The Impossible Burger is making a big impression on foodies, chefs and vegetarians, but can it find its way onto the McDonald’s menu?
I hold the burger with both hands and bring it, somewhat trepidatiously, to my mouth. I commit myself to at least one bite. As I close my eyes and chew, some long dormant receptor in my mind comes alive and for a split second it’s 1986 again and I am eating a hamburger at a family cookout in Chicago.
This is the first time I’ve eaten meat in 30 years – except, this is not meat.

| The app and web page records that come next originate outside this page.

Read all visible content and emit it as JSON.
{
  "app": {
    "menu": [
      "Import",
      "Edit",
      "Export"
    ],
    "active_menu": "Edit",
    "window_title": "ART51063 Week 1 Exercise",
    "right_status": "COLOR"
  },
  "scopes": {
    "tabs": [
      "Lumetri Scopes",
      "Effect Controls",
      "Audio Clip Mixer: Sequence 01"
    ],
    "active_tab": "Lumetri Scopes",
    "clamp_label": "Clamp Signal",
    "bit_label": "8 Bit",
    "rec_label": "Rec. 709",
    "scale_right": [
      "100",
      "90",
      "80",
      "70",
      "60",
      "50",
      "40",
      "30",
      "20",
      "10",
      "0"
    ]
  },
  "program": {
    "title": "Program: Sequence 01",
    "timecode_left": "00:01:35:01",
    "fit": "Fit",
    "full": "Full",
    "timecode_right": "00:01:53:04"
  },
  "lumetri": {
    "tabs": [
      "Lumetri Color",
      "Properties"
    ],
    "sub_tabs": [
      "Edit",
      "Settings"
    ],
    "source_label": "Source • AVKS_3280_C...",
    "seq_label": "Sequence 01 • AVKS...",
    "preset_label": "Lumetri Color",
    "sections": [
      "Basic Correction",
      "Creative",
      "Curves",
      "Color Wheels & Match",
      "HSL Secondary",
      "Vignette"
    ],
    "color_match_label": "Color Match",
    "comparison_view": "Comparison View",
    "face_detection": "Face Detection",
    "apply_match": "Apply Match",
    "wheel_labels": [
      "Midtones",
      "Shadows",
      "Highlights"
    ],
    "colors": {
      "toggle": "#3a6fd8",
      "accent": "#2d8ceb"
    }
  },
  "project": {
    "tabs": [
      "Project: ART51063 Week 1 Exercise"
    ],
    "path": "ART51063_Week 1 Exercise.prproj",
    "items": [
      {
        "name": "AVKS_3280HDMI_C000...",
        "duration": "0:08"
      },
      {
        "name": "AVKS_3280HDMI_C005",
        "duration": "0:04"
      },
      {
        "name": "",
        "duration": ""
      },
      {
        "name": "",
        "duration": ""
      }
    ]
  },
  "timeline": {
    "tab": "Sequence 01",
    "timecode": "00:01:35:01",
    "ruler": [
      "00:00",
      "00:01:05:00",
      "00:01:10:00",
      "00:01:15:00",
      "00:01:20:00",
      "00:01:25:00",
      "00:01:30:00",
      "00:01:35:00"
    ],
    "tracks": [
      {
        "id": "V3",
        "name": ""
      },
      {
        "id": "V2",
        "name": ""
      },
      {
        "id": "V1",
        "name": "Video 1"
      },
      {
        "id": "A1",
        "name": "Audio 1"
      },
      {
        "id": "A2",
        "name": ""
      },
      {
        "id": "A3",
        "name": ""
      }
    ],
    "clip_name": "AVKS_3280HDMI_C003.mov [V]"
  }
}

I open my eyes and remember that I am standing in a wine bar in San Francisco’s Soma neighborhood, surrounded by other reporters, all of us sampling our first Impossible Foods plant-based burger, which is making its West Coast debut. I’m far from the only person convinced that this mixture of potato and wheat, coconut fat, Japanese yam, vegetable broth, xanthan gum, sugars and amino acids and a key protein called leghemoglobin is a dead ringer for the dead animal version of a hamburger. Three renowned chefs – Chris Cosentino, Traci Des Jardins and Tal Ronnen – are also convinced, and are here to announce that they are bringing the Impossible Burger to some of their respective eateries in California. (Chef David Chang became the first in the country to serve it this summer at New York City’s Momofuku Nishi.)